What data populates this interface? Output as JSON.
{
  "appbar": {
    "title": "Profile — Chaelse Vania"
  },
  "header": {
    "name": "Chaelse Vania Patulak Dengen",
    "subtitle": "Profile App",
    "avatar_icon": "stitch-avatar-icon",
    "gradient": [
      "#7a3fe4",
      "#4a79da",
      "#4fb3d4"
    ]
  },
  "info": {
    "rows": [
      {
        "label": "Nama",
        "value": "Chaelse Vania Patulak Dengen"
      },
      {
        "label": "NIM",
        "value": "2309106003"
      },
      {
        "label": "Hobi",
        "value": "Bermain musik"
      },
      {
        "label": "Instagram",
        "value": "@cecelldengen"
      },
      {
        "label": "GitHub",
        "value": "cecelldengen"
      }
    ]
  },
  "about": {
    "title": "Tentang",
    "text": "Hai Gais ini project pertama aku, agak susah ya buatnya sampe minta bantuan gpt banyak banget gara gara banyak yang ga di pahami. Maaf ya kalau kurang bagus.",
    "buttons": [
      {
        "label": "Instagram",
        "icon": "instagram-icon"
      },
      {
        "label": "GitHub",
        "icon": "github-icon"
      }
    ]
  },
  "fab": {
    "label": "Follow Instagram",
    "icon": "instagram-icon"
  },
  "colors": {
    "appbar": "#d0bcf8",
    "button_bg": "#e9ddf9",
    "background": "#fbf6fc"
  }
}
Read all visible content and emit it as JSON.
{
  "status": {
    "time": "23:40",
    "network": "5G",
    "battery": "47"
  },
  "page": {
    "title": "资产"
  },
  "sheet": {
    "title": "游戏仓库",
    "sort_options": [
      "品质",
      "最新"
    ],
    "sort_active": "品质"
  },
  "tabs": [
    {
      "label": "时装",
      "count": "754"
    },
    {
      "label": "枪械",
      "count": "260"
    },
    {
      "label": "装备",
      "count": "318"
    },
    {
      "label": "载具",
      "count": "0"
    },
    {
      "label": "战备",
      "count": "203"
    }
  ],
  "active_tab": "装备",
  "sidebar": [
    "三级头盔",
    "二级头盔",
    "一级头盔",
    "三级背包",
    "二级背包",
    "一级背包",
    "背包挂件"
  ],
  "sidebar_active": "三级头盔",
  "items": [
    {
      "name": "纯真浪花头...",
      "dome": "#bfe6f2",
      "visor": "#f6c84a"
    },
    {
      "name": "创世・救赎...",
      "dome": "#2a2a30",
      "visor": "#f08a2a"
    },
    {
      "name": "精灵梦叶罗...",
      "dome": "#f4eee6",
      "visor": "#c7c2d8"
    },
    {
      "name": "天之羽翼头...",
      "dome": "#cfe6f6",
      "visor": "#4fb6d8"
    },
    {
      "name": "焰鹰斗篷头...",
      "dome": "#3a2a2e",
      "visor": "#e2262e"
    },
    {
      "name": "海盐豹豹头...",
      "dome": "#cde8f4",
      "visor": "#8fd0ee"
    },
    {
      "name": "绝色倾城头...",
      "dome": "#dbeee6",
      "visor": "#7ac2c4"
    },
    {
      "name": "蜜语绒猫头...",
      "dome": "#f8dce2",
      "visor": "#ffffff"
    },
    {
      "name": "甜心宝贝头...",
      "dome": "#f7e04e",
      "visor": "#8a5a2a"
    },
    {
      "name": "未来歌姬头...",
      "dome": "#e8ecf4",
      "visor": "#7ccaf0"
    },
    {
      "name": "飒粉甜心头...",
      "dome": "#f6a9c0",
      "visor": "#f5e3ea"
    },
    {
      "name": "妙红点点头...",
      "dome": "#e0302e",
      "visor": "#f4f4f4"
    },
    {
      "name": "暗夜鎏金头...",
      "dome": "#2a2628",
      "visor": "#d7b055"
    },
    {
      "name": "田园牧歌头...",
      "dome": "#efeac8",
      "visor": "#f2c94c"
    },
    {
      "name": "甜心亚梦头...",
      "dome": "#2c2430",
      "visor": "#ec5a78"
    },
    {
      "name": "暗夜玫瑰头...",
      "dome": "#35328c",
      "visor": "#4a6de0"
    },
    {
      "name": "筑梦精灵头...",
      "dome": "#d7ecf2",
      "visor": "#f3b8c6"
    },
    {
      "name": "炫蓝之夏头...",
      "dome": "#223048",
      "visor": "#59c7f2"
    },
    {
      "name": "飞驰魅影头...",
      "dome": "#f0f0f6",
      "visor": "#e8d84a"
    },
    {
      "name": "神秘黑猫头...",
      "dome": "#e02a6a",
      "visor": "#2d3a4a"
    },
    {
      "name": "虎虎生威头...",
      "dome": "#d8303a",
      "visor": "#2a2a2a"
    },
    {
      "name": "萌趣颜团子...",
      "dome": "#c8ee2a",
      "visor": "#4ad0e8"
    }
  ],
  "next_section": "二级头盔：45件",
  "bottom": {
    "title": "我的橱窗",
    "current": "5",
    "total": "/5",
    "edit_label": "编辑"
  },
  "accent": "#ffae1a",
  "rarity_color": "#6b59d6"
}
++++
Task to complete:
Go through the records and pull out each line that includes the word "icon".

Task answer:
    "avatar_icon": "stitch-avatar-icon",
        "icon": "instagram-icon"
        "icon": "github-icon"
    "icon": "instagram-icon"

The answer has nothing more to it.